The first ResearchED event I attended was in September 2014 and the London national conference. Without doubt, this was some of the most inspiring and influential professional development I had experienced in the thirty years I had been involved in education. It was inspiring because I was taking part in an event with over 1000 teachers who had given up a Saturday morning to speak and listen about something they cared about i.e. improving teaching and learning though the appropriate use of research evidence. It was influential, in that it got me thinking, reading and writing about evidence-based school leadership and management.
ResearchED London 2014 got me thinking about evidence-based school leadership and management for two reasons. First, the vast majority of the sessions at the event had a focus on teaching and learning and little attention seemed being paid to the role of research and other sources of evidence in the decision-making of senior leaders in schools. Second, that summer I had by chance read an article by Adrian Furnham ]which introduced me to the discipline of evidence-based management and I was intrigued as to whether there was a possible synthesis with evidence-based education. This contributed to me writing a book – Evidence-based School Leadership and Management: A practical guide– and 220 blogposts (www.garyrjones.com/blog).

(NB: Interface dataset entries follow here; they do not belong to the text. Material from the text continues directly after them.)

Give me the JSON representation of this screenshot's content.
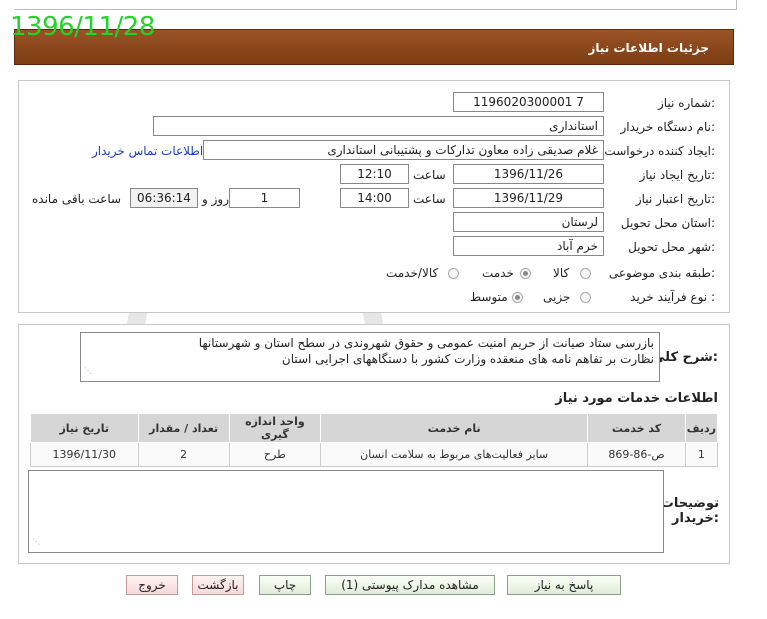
{
  "stamp_date": "1396/11/28",
  "header": {
    "title": "جزئیات اطلاعات نیاز"
  },
  "form": {
    "need_number": {
      "label": "شماره نیاز:",
      "value": "1196020300001 7"
    },
    "buyer_org": {
      "label": "نام دستگاه خریدار:",
      "value": "استانداری"
    },
    "requester": {
      "label": "ایجاد کننده درخواست:",
      "value": "غلام صدیقی زاده معاون تدارکات و پشتیبانی استانداری",
      "contact_link": "اطلاعات تماس خریدار"
    },
    "created": {
      "label": "تاریخ ایجاد نیاز:",
      "date": "1396/11/26",
      "time_label": "ساعت",
      "time": "12:10"
    },
    "validity": {
      "label": "تاریخ اعتبار نیاز:",
      "date": "1396/11/29",
      "time_label": "ساعت",
      "time": "14:00",
      "days": "1",
      "days_label": "روز و",
      "remaining": "06:36:14",
      "remaining_label": "ساعت باقی مانده"
    },
    "province": {
      "label": "استان محل تحویل:",
      "value": "لرستان"
    },
    "city": {
      "label": "شهر محل تحویل:",
      "value": "خرم آباد"
    },
    "category": {
      "label": "طبقه بندی موضوعی:",
      "options": [
        "کالا",
        "خدمت",
        "کالا/خدمت"
      ],
      "selected": "خدمت"
    },
    "process": {
      "label": "نوع فرآیند خرید :",
      "options": [
        "جزیی",
        "متوسط"
      ],
      "selected": "متوسط"
    }
  },
  "general_desc": {
    "label": "شرح کلی نیاز:",
    "line1": "بازرسی ستاد صیانت از حریم امنیت عمومی و حقوق شهروندی در سطح استان و شهرستانها",
    "line2": "نظارت بر تفاهم نامه های منعقده وزارت کشور با دستگاههای اجرایی استان"
  },
  "services": {
    "title": "اطلاعات خدمات مورد نیاز",
    "columns": [
      "ردیف",
      "کد خدمت",
      "نام خدمت",
      "واحد اندازه گیری",
      "تعداد / مقدار",
      "تاریخ نیاز"
    ],
    "rows": [
      {
        "row": "1",
        "code": "ص-86-869",
        "name": "سایر فعالیت‌های مربوط به سلامت انسان",
        "unit": "طرح",
        "qty": "2",
        "date": "1396/11/30"
      }
    ]
  },
  "buyer_notes": {
    "label_line1": "توضیحات",
    "label_line2": "خریدار:",
    "value": ""
  },
  "buttons": {
    "reply": "پاسخ به نیاز",
    "attachments": "مشاهده مدارک پیوستی (1)",
    "print": "چاپ",
    "back": "بازگشت",
    "exit": "خروج"
  }
}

Having now written around 300,000 words on all things evidence-based, I would like to make the following observations about the current state of evidence-based practice within schools. First, the ‘evidence-based movement’ is not going away anytime soon. We have 22 schools in the Research Schools Network; an increasing number of schools appointing schools research leads; hundreds if not thousands of educational bloggers contributing to discussions about how to improve education; social media and eduTwitter providing a forum for the articulation of views; over 20 researchED conferences scheduled for 2019; the Education Endowment Foundation (EEF) spending in 2017-18 over £4m to fund the delivery of 17 projects, involving 3620 schools and other educational settings reaching approximately 310,00 children and young people; and finally, we have Ofsted using research evidence to inform their inspection framework.

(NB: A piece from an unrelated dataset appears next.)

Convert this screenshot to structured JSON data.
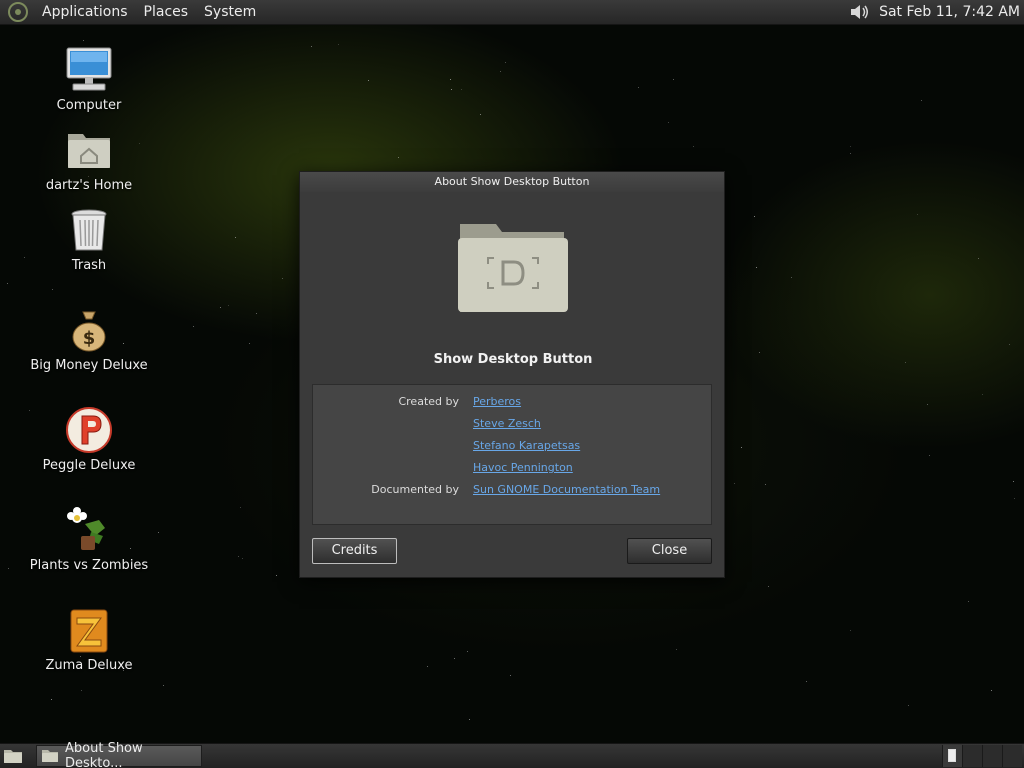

Nevertheless, despite all this time, effort and commitment being put into research and evidence-based practice, there is still much to be done to ensure evidence-based practice contributes to improved outcomes for pupils. First, we need to have an honest conversation about teacher research literacy and their subsequent abilities to make research informed changes in their practice. Research undertaken by the National Foundation for Educational and the EEF suggests that teachers have a weak variable knowledge of the evidence-based relating to teaching and learning and have a particularly weak understanding of research requiring scientific or specialist knowledge, Nelson et al (2017). Second, there is a distinction between the rhetoric and the reality of evidence-based practice within schools. Research undertaken for the Department for Education – Coldwell et al (2017) identified a number of schools where headteachers and senior leaders ‘talked a good game’ about evidence-informed teaching within their schools, whereas the reality was that research and evidence was not embedded within the day to day practice of the school. Third, it’s important to be aware there is a major debate taking place amongst educational researchers about randomised controlled trials, effect sizes, meta-analysis. Indeed as Professor Rob Coe states: Ultimately, the best evidence we currently have may well be wrong; it is certainly likely to change. (Coe, 2018)
And finally, if I was to offer any advice to teachers, school leaders and governors/trustees who are interested in evidence-based practice, it would be the following. Becoming an evidence-based practitioner is hard-work. It doesn’t happen by just reading the latest EEF guidance document, John Hattie’s Visible Learning or by spending one Saturday morning a year at a researchED conference. It requires a career long moral commitment to challenging both your own and others practice, critically examining ‘what works’ to ensure whatever actions you take bring about improvements in pupil outcomes.
Recommendations for further reading
Brown, C. (2015). Leading the Use of Research & Evidence in Schools. London. IOE Press
Barends, E. and Rosseau, D. (2018). Evidence-Based Management: How to Use Evidence to Make Better Organizational Decisions. London. Kogan-Page.
Cain, T. (2019). Becoming a Research-Informed School: Why? What? How?London. Routledge.
Coe, R. (2018) What should we do about meta-analysis and effect size CEM Blog https://www.cem.org/blog/what-should-we-do-about-meta-analysis-and-effect-size/
Coldwell, M., Greany, T., Higgins, S., Brown, C., Maxwell, B., B, S., Stoll, L., Willis, B. and Burns, H. (2017). Evidence-Informed Teaching: An Evaluation of Progress in England Research Report. London. Department for Education
Furnham, A. (2014). On Your Head: A Magic Bullet for Motivating Staff. The Sunday Times. Sunday 13 July 2014. London
Jones, G. (2018). Evidence-Based School Leadership and Management: A Practical Guide. London. Sage Publishing.
Kvernbekk, T. (2016). Evidence-Based Practice in Education: Functions of Evidence and Causal Presuppositions. London. Routledge.
Nelson, J., Mehta, P., Sharples, J. and Davey, C. (2017). Measuring Teachers’ Research Engagement: Findings from a Pilot Study: Report and Executive Summary. London. Education Endowment Foundation/NFER
This blogpost first appeared as an article in issue 4 of the researchED Magazine, which was published in June 2019